Huge disparities in wealth are fomenting rage to the point that narrowing inequalities within nations has becomes the most urgent development task facing the world. So says an African leader, John Githongo, most recently in an article published in the July 24 issue of the New York Times.
In that article, titled “When Wealth Breeds Rage,” Githongo, chairman of the African Institute for Governing with Integrity, draws on the recent outbursts in the Middle East and North Africa, where young protesters have toppled some of the most ruthless strongmen on the planet. “Radical and growing economic inequality animated much of what was at stake in the various Arab uprisings,” he writes, “and it will play a major role in shaping African politics for years to come.”
The resentment, he holds, has two important characteristics:
-- It is “particularly acute among members of the giant youth bulge across Africa and the Middle East.” For example, in Kenya, his native country, over 75 percent of the population is under 34 years of age.
-- It is “heightened by the tools of the information age, which remind them that they have been excluded from feeding at the trough enjoyed so blatantly by the nouveau riche – a lifestyle that is showcased by the newly minted wealthy on television, Twitter, Facebook, and the Web in infuriating detail.”
“Indeed, if the Arab revolutions have taught us anything, it is that inequality and perceptions of inequality within poor countries have now replaced poverty as the No. 1 development challenge. And consequently, the struggle to mitigate inequality…has become the most urgent task. Narrowing wealth disparities within nations rather than among them is now paramount.”Githongo acknowledges that economic growth has brought about a huge decline in poverty, but adds:

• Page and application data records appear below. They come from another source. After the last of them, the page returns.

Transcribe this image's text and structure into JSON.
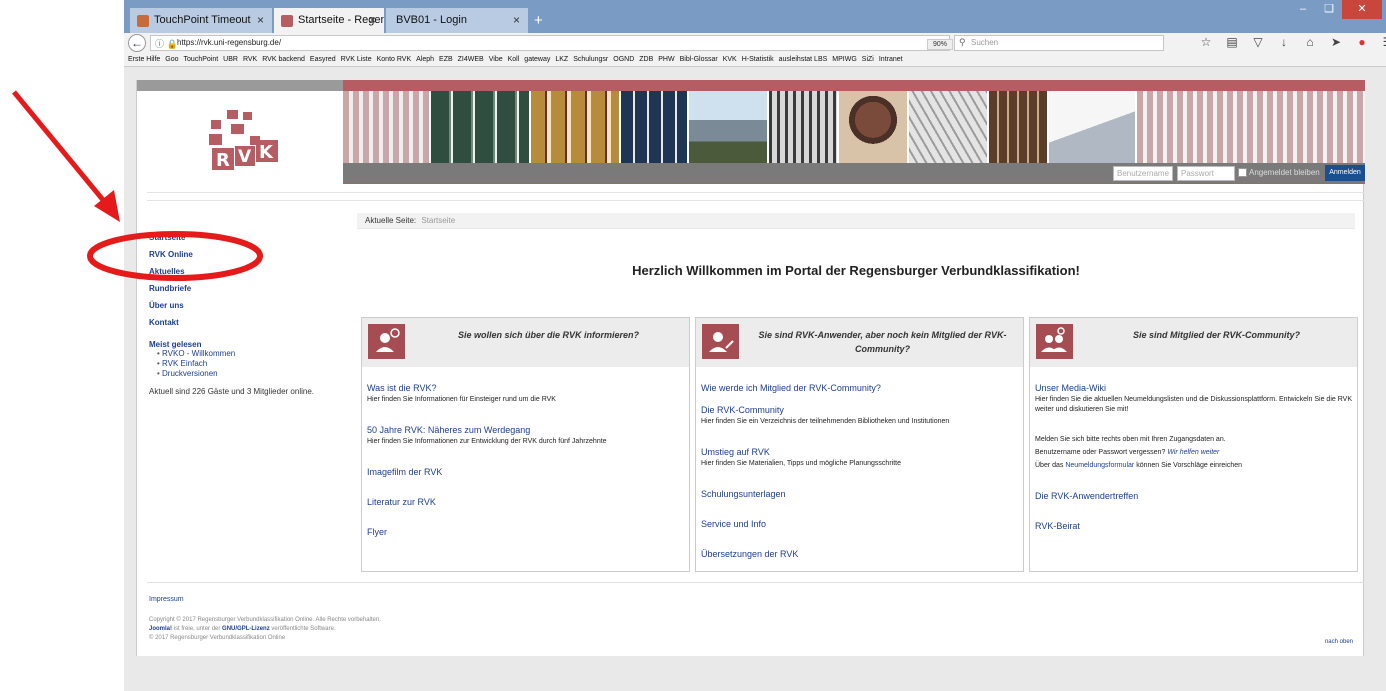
{
  "browser": {
    "tabs": [
      {
        "title": "TouchPoint Timeout",
        "close": "×",
        "active": false
      },
      {
        "title": "Startseite - Regensburger Ver",
        "close": "×",
        "active": true
      },
      {
        "title": "BVB01 - Login",
        "close": "×",
        "active": false
      }
    ],
    "new_tab": "+",
    "url": "https://rvk.uni-regensburg.de/",
    "zoom": "90%",
    "search_placeholder": "Suchen",
    "bookmarks": [
      "Erste Hilfe",
      "Goo",
      "TouchPoint",
      "UBR",
      "RVK",
      "RVK backend",
      "Easyred",
      "RVK Liste",
      "Konto RVK",
      "Aleph",
      "EZB",
      "ZI4WEB",
      "Vibe",
      "Koll",
      "gateway",
      "LKZ",
      "Schulungsr",
      "OGND",
      "ZDB",
      "PHW",
      "Bibl-Glossar",
      "KVK",
      "H-Statistik",
      "ausleihstat LBS",
      "MPIWG",
      "SiZi",
      "Intranet"
    ]
  },
  "header": {
    "login": {
      "username_placeholder": "Benutzername",
      "password_placeholder": "Passwort",
      "remember_label": "Angemeldet bleiben",
      "login_button": "Anmelden"
    }
  },
  "breadcrumb": {
    "label": "Aktuelle Seite:",
    "current": "Startseite"
  },
  "leftnav": {
    "items": [
      "Startseite",
      "RVK Online",
      "Aktuelles",
      "Rundbriefe",
      "Über uns",
      "Kontakt"
    ],
    "mostread_title": "Meist gelesen",
    "mostread": [
      "RVKO - Willkommen",
      "RVK Einfach",
      "Druckversionen"
    ],
    "online_text": "Aktuell sind 226 Gäste und 3 Mitglieder online."
  },
  "welcome": "Herzlich Willkommen im Portal der Regensburger Verbundklassifikation!",
  "panels": [
    {
      "title": "Sie wollen sich über die RVK informieren?",
      "entries": [
        {
          "link": "Was ist die RVK?",
          "desc": "Hier finden Sie Informationen für Einsteiger rund um die RVK"
        },
        {
          "link": "50 Jahre RVK: Näheres zum Werdegang",
          "desc": "Hier finden Sie Informationen zur Entwicklung der RVK durch fünf Jahrzehnte"
        },
        {
          "link": "Imagefilm der RVK",
          "desc": ""
        },
        {
          "link": "Literatur zur RVK",
          "desc": ""
        },
        {
          "link": "Flyer",
          "desc": ""
        }
      ]
    },
    {
      "title": "Sie sind RVK-Anwender, aber noch kein Mitglied der RVK-Community?",
      "entries": [
        {
          "link": "Wie werde ich Mitglied der RVK-Community?",
          "desc": ""
        },
        {
          "link": "Die RVK-Community",
          "desc": "Hier finden Sie ein Verzeichnis der teilnehmenden Bibliotheken und Institutionen"
        },
        {
          "link": "Umstieg auf RVK",
          "desc": "Hier finden Sie Materialien, Tipps und mögliche Planungsschritte"
        },
        {
          "link": "Schulungsunterlagen",
          "desc": ""
        },
        {
          "link": "Service und Info",
          "desc": ""
        },
        {
          "link": "Übersetzungen der RVK",
          "desc": ""
        }
      ]
    },
    {
      "title": "Sie sind Mitglied der RVK-Community?",
      "media_wiki": "Unser Media-Wiki",
      "media_desc": "Hier finden Sie die aktuellen Neumeldungslisten und die Diskussionsplattform. Entwickeln Sie die RVK weiter und diskutieren Sie mit!",
      "login_hint": "Melden Sie sich bitte rechts oben mit Ihren Zugangsdaten an.",
      "forgot_text": "Benutzername oder Passwort vergessen?",
      "forgot_link": "Wir helfen weiter",
      "form_pre": "Über das",
      "form_link": "Neumeldungsformular",
      "form_post": "können Sie Vorschläge einreichen",
      "meet": "Die RVK-Anwendertreffen",
      "board": "RVK-Beirat"
    }
  ],
  "footer": {
    "impressum": "Impressum",
    "copyright1": "Copyright © 2017 Regensburger Verbundklassifikation Online. Alle Rechte vorbehalten.",
    "joomla": "Joomla!",
    "copyright2_mid": "ist freie, unter der",
    "license": "GNU/GPL-Lizenz",
    "copyright2_end": "veröffentlichte Software.",
    "copyright3": "© 2017 Regensburger Verbundklassifikation Online",
    "to_top": "nach oben"
  },
  "colors": {
    "accent": "#b55d62",
    "link": "#1d3f8f",
    "annotation": "#e51b1b"
  }
}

“Across the world, as growth has spread and accelerated, so has inequality. It is clear that growth is often not enough to guarantee stable, cohesive societies. Rather than create a rising tide that lifts all boats, it can actually increase inequality in a society. And inequality, unlike poverty, is far more easily politicized, ethnicized and militarized, especially in African countries with heterogeneous populations and weak judicial and regulatory institutions. It is also far more combustible because it creates an identifiable enemy — a class that benefits disproportionately because of its unfair access to those who wield power. Mismanaging it can be catastrophic.”